(Element data from apps and pages)

::::::::

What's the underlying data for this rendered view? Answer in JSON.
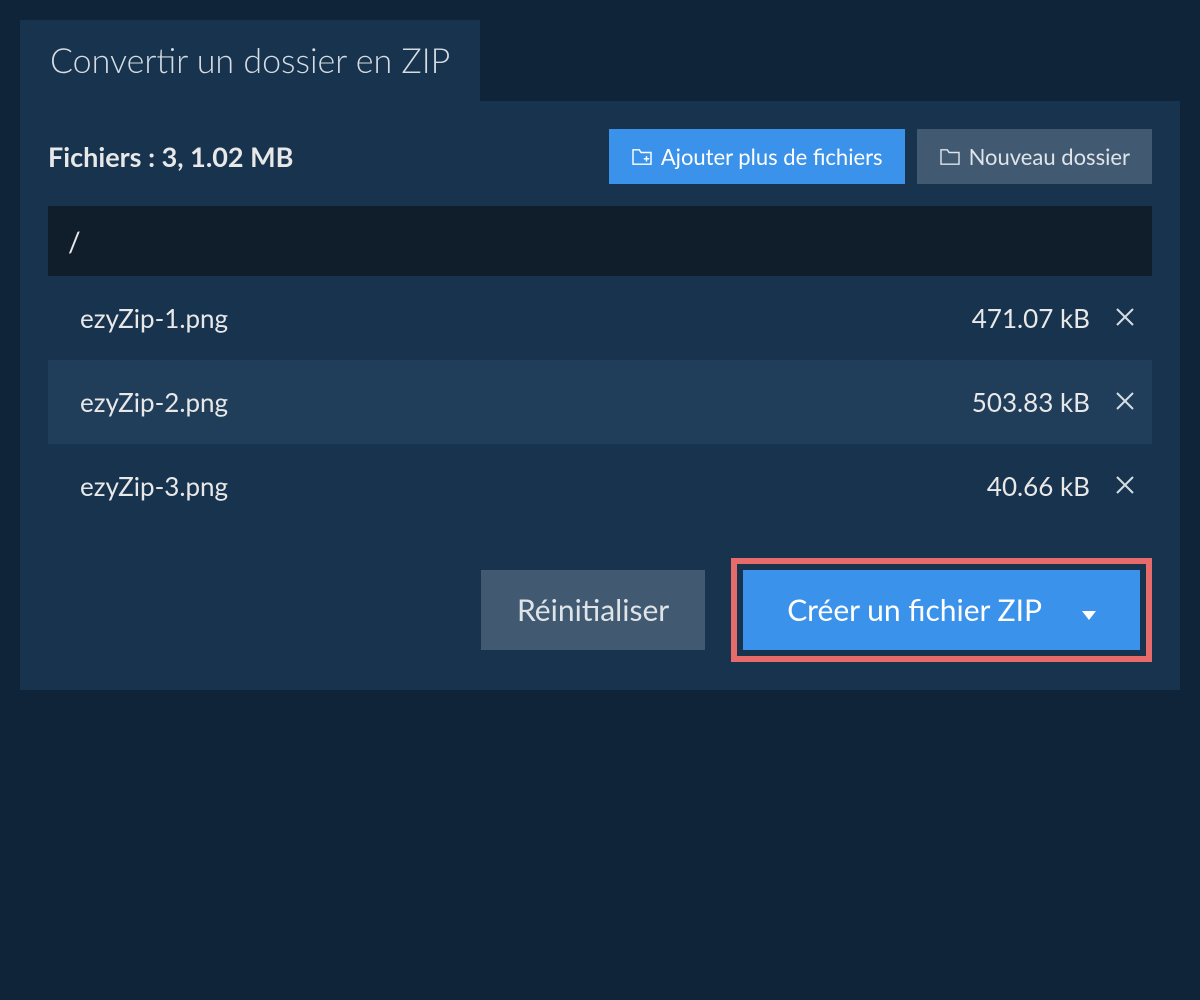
{
  "tab": {
    "title": "Convertir un dossier en ZIP"
  },
  "summary": {
    "label": "Fichiers :",
    "count": "3",
    "size": "1.02 MB"
  },
  "buttons": {
    "add_files": "Ajouter plus de fichiers",
    "new_folder": "Nouveau dossier",
    "reset": "Réinitialiser",
    "create_zip": "Créer un fichier ZIP"
  },
  "path": "/",
  "files": [
    {
      "name": "ezyZip-1.png",
      "size": "471.07 kB"
    },
    {
      "name": "ezyZip-2.png",
      "size": "503.83 kB"
    },
    {
      "name": "ezyZip-3.png",
      "size": "40.66 kB"
    }
  ],
  "colors": {
    "accent": "#3a92ea",
    "highlight_border": "#e76b6b",
    "panel": "#18334e",
    "bg": "#0f2438"
  }
}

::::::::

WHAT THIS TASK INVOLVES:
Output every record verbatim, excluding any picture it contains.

WRITTEN REPLY:
What's the underlying data for this rendered view? Answer in JSON.
{
  "tab": {
    "title": "Convertir un dossier en ZIP"
  },
  "summary": {
    "label": "Fichiers :",
    "count": "3",
    "size": "1.02 MB"
  },
  "buttons": {
    "add_files": "Ajouter plus de fichiers",
    "new_folder": "Nouveau dossier",
    "reset": "Réinitialiser",
    "create_zip": "Créer un fichier ZIP"
  },
  "path": "/",
  "files": [
    {
      "name": "ezyZip-1.png",
      "size": "471.07 kB"
    },
    {
      "name": "ezyZip-2.png",
      "size": "503.83 kB"
    },
    {
      "name": "ezyZip-3.png",
      "size": "40.66 kB"
    }
  ],
  "colors": {
    "accent": "#3a92ea",
    "highlight_border": "#e76b6b",
    "panel": "#18334e",
    "bg": "#0f2438"
  }
}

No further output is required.